- Antecedent: I am at the gym and there are lots of other people nearby working out, waiting for the machines. I am finished on the elliptical. The paper towels and spray are nearby.
- Behaviour: I wet a paper towel with the spray and wipe down the elliptical.
- Consequence: I carry on with my day and avoid the disapproving looks from others (avoid punishment).
- A lot of our social norms and etiquette are followed in order to avoid punishment from our peers and members of the community. Aside from the occasional altruistic sources of reinforcement, some of us adhere to the social rules to avoid being negatively judged or excluded from "the group". The gym is a social environment full of unwritten social rules, that when broken, cause quite a stir among its members. Fail to wipe down your machine? Looks of disgust may follow. Grunt loudly as you lift weights? People may choose to workout farther away from you. Using the machines as a rest stop? Watch out for the eye rolls and not-so-subtle sighs that should indicate you are doing something wrong. I have even seen some members approach the staff to "tell on" another member failing to observe the rules of the gym.
- All of these efforts by other group members are designed to punish (i.e., decrease) the undesirable behaviour of the rule-breakers. I'm just not convinced everyone is getting *those* messages.
Congratulations! I still have a ways to go… What is your thesis on? I might like to read it, depending :D
Thank you! In our program we don’t have a thesis per say; rather we do a major research project (lit review, meta-analysis etc.) Instead of an oral defense, we had to present at our department’s research poster presentation day.
My project was on finding the common practice elements in successful behaviour analytic treatments of aggression in children and youth with developmental disabilities. I compared the successful treatment elements across variables such as subjects’ ages group, diagnoses, treatment setting and the function of aggression.
It may not be that exciting or groundbreaking but at least it may inform clinicians on the types of effective interventions that can be applied depending on the circumstances unique to their client.
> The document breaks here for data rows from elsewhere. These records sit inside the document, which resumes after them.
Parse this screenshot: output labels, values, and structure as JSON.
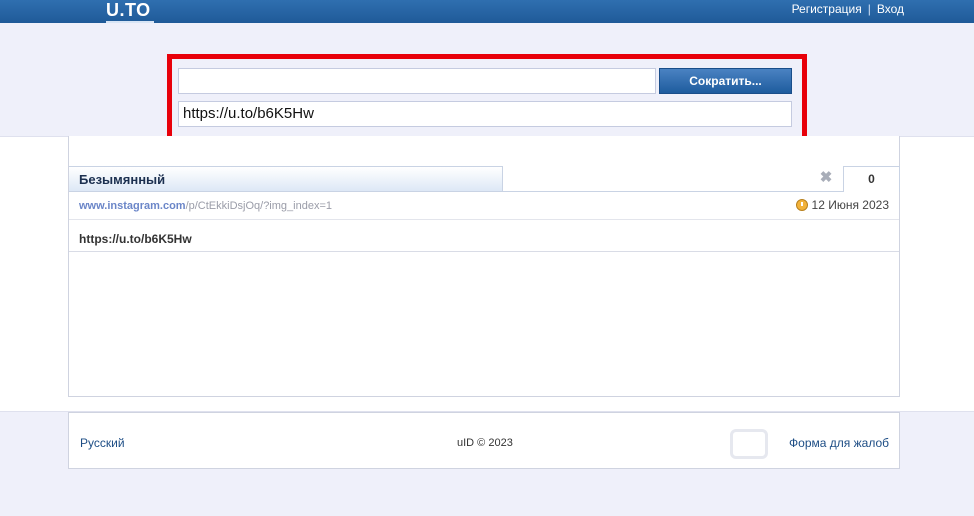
{
  "header": {
    "logo": "U.TO",
    "register_label": "Регистрация",
    "separator": "|",
    "login_label": "Вход"
  },
  "shortener": {
    "input_value": "",
    "button_label": "Сократить...",
    "result": "https://u.to/b6K5Hw"
  },
  "link_card": {
    "title": "Безымянный",
    "counter": "0",
    "source_domain": "www.instagram.com",
    "source_path": "/p/CtEkkiDsjOq/?img_index=1",
    "date": "12 Июня 2023",
    "short_url": "https://u.to/b6K5Hw"
  },
  "footer": {
    "language": "Русский",
    "copyright": "uID © 2023",
    "complaint": "Форма для жалоб"
  },
  "colors": {
    "highlight_border": "#e8000a",
    "header_bg": "#2f6fb0",
    "button_bg": "#1e5c9e",
    "page_bg": "#eff0fa"
  }
}
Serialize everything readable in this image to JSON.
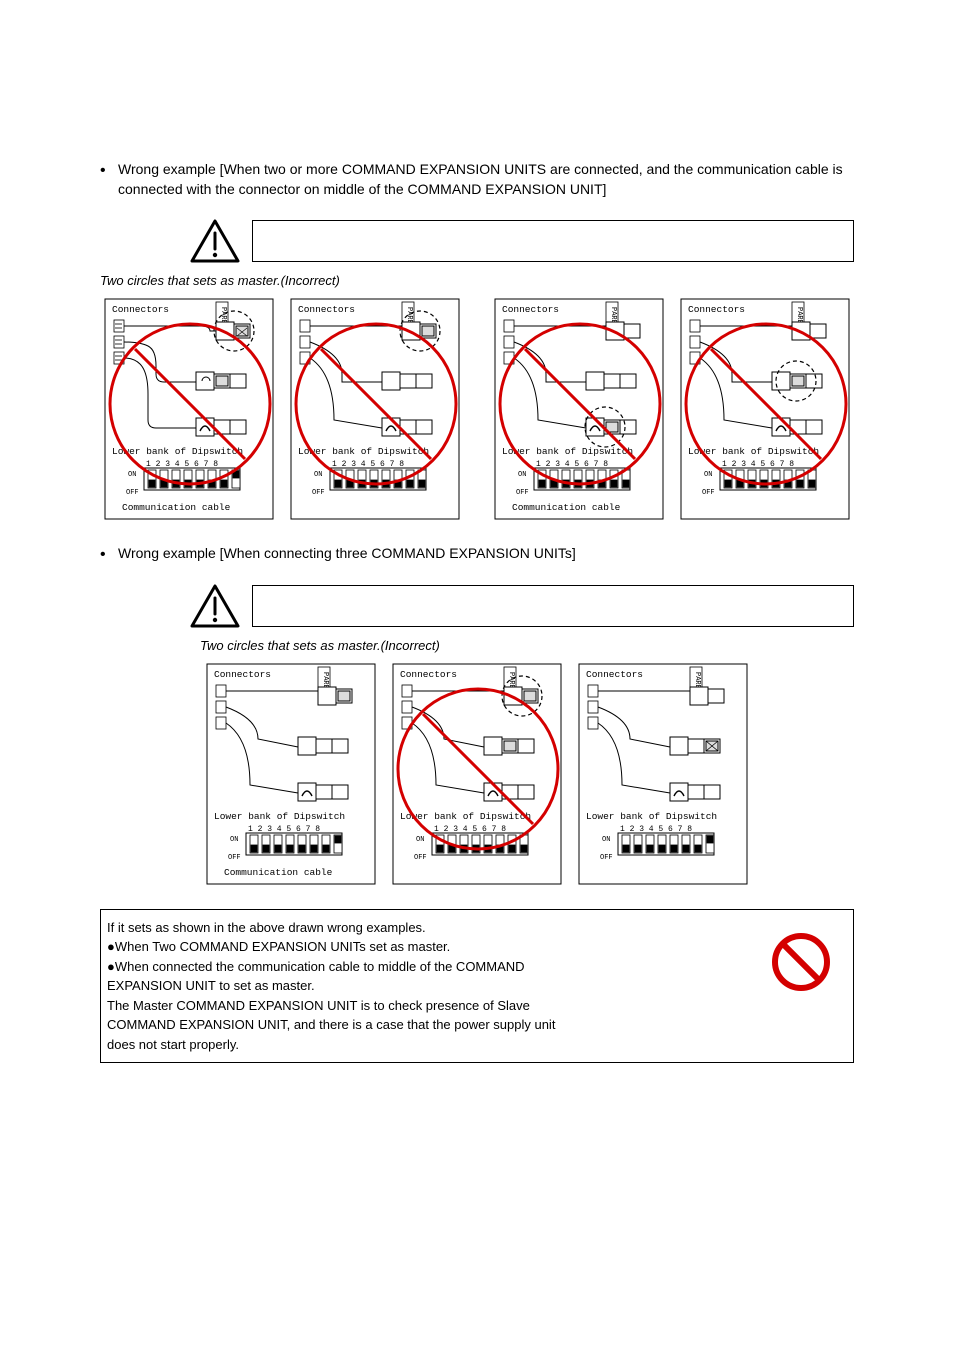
{
  "text": {
    "bullet_two": "Wrong example [When two or more COMMAND EXPANSION UNITS are connected, and the communication cable is connected with the connector on middle of the COMMAND EXPANSION UNIT]",
    "bullet_three": "Wrong example [When connecting three COMMAND EXPANSION UNITs]",
    "incorrect_2_note": "Two circles that sets as master.(Incorrect)",
    "incorrect_3_note": "Two circles that sets as master.(Incorrect)",
    "connectors_label": "Connectors",
    "parent_label": "PARENT",
    "dipswitch_label": "Lower bank of Dipswitch",
    "dip_numbers": "1 2 3 4 5 6 7 8",
    "on_label": "ON",
    "off_label": "OFF",
    "comm_cable": "Communication cable",
    "prohibit_lines": [
      "If it sets as shown in the above drawn wrong examples.",
      "●When Two COMMAND EXPANSION UNITs set as master.",
      "●When connected the communication cable to middle of the COMMAND",
      "EXPANSION UNIT to set as master.",
      "The Master COMMAND EXPANSION UNIT is to check presence of Slave",
      "COMMAND EXPANSION UNIT, and there is a case that the power supply unit",
      "does not start properly."
    ]
  },
  "chart_data": {
    "type": "diagram",
    "description": "Wiring examples for COMMAND EXPANSION UNIT connections showing incorrect master/slave dipswitch configurations with prohibition overlays.",
    "example_two_boards": [
      {
        "group": "left-pair",
        "boards": [
          {
            "master_highlight": "top",
            "dip8": "on",
            "prohibit": true
          },
          {
            "master_highlight": "top",
            "dip8": "off",
            "prohibit": true
          }
        ]
      },
      {
        "group": "right-pair",
        "boards": [
          {
            "master_highlight": "bottom",
            "dip8": "off",
            "prohibit": true
          },
          {
            "master_highlight": "middle",
            "dip8": "off",
            "prohibit": true
          }
        ]
      }
    ],
    "example_three_boards": [
      {
        "master_highlight": "top",
        "dip8": "on",
        "prohibit": false
      },
      {
        "master_highlight": "top",
        "dip8": "off",
        "prohibit": true
      },
      {
        "master_highlight": "top",
        "dip8": "on",
        "prohibit": false,
        "x_connector": true
      }
    ],
    "dipswitch_positions_meaning": "Switch 8 up = ON (master), down = OFF (slave)"
  }
}
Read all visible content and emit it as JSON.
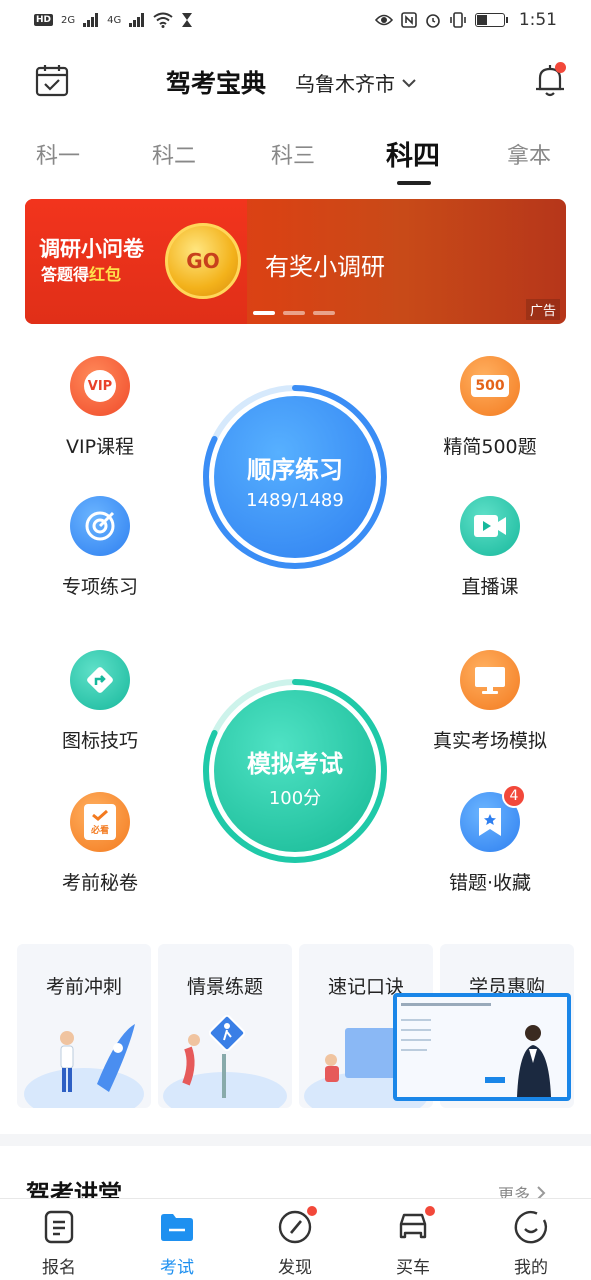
{
  "status_bar": {
    "left_badges": [
      "HD",
      "2G",
      "4G"
    ],
    "time": "1:51",
    "battery_level": 0.4
  },
  "header": {
    "title": "驾考宝典",
    "city": "乌鲁木齐市"
  },
  "tabs": [
    {
      "label": "科一",
      "active": false
    },
    {
      "label": "科二",
      "active": false
    },
    {
      "label": "科三",
      "active": false
    },
    {
      "label": "科四",
      "active": true
    },
    {
      "label": "拿本",
      "active": false
    }
  ],
  "banner": {
    "title": "调研小问卷",
    "subtitle_prefix": "答题得",
    "subtitle_highlight": "红包",
    "go": "GO",
    "main_text": "有奖小调研",
    "ad_label": "广告",
    "page_count": 3,
    "active_page": 0
  },
  "grid": {
    "vip": "VIP课程",
    "jingjian": "精简500题",
    "zhuanxiang": "专项练习",
    "zhibo": "直播课",
    "tubiao": "图标技巧",
    "zhenshi": "真实考场模拟",
    "kaoqian": "考前秘卷",
    "cuoti": "错题·收藏",
    "cuoti_badge": "4",
    "vip_icon_text": "VIP",
    "jingjian_icon_text": "500",
    "kaoqian_icon_text": "必看"
  },
  "practice": {
    "title": "顺序练习",
    "value": "1489/1489",
    "progress": 1.0
  },
  "exam": {
    "title": "模拟考试",
    "value": "100分",
    "progress": 1.0
  },
  "cards": [
    "考前冲刺",
    "情景练题",
    "速记口诀",
    "学员惠购"
  ],
  "section": {
    "title": "驾考讲堂",
    "more": "更多"
  },
  "tabbar": [
    {
      "label": "报名",
      "active": false,
      "dot": false
    },
    {
      "label": "考试",
      "active": true,
      "dot": false
    },
    {
      "label": "发现",
      "active": false,
      "dot": true
    },
    {
      "label": "买车",
      "active": false,
      "dot": true
    },
    {
      "label": "我的",
      "active": false,
      "dot": false
    }
  ],
  "colors": {
    "accent_blue": "#1e90f0",
    "practice_blue": "#3a8df5",
    "exam_green": "#1fc9a8",
    "notify_red": "#f2483a",
    "banner_red": "#e83a1e"
  }
}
This is a common-elements approach to using evidenced-based practices (Chorpita, Daleiden & Weisz, 2005).
Chorpita, B.F., Daleiden, E.L., & Weisz, J.R. (2005). Identifying and selecting the common elements of evidence based interventions: A distillation and matching model. Mental Health Services Research, 7(1), 5-20.